Stereotypes, Representation of Disability, Film Analysis
The documentary film Code of the Freaks explores representations of disability in American film. Designed to be enjoyed by academic and non-academic communities alike, the ultimate objective of the film is “to capture the conversations that we and those within our communities were so desperate to have, hoping that these conversations could also have a wider audience and reach” (Chasnoff et al., n.d.). This brief review outlines some of the key arguments of the film and connects the work to research happening in the field of media and disability studies.
Chasnoff, S., Carter-Long, L., Coleman, C., & Ervin, M. (2020, April 1). Code of the Freaks [Documentary].
Chasnoff, S., Nussbaum, S., Patsavas, A., & Sandahl, C. (n.d.). About the Film.
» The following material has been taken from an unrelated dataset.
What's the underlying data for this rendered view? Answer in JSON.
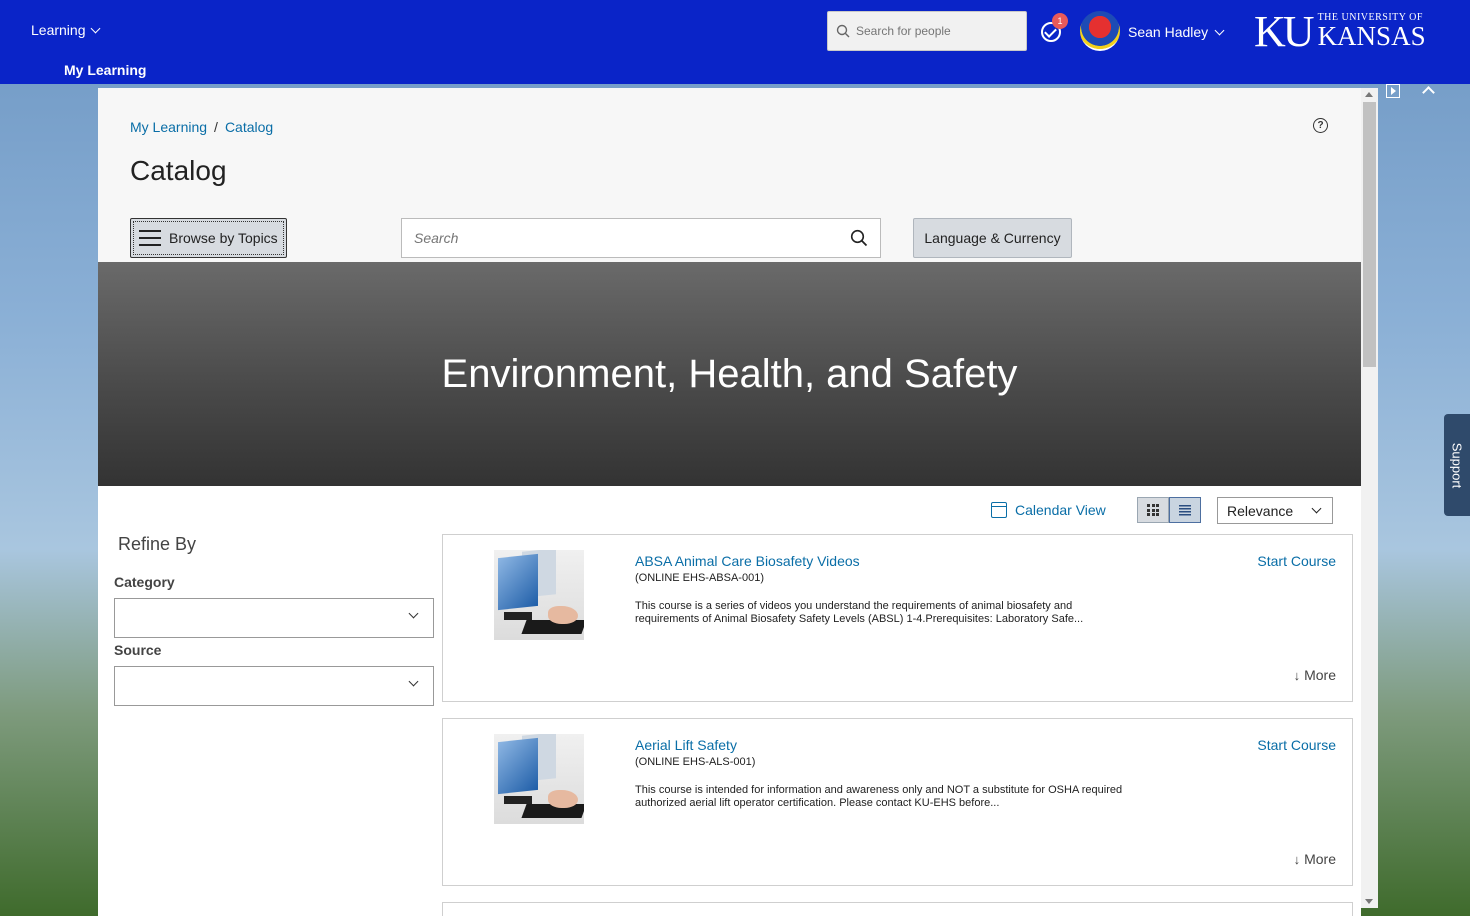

Code of the Freaks. Retrieved August 23, 2021, from https://www.codeofthefreaks.com/about-the-film
Chivers, S. (2010). The Problem Body: Projecting Disability on Film. Ohio State University Press.
Deleuze, G., & Patton, P. (1994). Difference and Repetition. Columbia University Press.
Longmore, P. K. (2003). Why I burned my book and other essays on disability. Temple University Press.
Mitchell, D. T., & Snyder, S. L. (2001). Narrative Prosthesis: Disability and the Dependencies of Discourse. University of Michigan Press.
Norden, M. F. (1994). The Cinema of Isolation: A History of Physical Disability in the Movies. Rutgers University Press.
Smith, A. (2012). Hideous Progeny: Disability, Eugenics, and Classic Horror Cinema. Columbia University Press.
Wilson, T. E. (2013). Deaf Sexy: Genre and Disability in Read My Lips. In M. E. Mogk (Ed.), Different Bodies: Essays on Disability in Film and Television (pp. 17–27). McFarland Publishing.